[[ LISTED RECORDS, beginning ]]

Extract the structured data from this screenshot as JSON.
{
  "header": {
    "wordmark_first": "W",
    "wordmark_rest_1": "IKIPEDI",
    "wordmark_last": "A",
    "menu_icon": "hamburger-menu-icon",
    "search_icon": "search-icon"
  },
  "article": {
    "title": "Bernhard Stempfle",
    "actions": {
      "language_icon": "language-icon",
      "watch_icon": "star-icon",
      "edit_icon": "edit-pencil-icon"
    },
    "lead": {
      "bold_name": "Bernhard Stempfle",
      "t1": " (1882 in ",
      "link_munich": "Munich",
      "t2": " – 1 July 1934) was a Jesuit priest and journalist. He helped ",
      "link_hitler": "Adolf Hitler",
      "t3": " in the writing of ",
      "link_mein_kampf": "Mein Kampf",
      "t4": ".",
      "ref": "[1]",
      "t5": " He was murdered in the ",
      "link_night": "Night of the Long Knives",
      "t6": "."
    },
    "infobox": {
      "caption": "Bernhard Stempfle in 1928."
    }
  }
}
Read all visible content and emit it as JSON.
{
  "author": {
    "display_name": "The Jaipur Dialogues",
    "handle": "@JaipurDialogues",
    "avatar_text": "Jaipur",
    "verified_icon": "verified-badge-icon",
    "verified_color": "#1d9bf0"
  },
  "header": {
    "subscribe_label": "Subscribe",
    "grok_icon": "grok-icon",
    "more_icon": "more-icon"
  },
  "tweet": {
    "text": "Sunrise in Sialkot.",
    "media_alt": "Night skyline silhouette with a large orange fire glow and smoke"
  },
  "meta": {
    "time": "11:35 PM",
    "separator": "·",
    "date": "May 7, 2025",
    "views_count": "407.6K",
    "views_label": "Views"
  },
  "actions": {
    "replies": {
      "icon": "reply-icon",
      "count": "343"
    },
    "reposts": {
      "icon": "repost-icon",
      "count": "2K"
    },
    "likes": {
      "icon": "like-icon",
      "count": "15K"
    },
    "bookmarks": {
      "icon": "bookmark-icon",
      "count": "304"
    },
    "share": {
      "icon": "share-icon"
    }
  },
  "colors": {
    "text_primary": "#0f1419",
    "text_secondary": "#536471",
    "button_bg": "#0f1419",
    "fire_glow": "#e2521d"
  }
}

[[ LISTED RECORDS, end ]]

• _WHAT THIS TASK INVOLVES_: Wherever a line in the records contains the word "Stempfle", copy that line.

• _EXERCISE RESPONSE_:
    "title": "Bernhard Stempfle",
      "bold_name": "Bernhard Stempfle",
      "caption": "Bernhard Stempfle in 1928."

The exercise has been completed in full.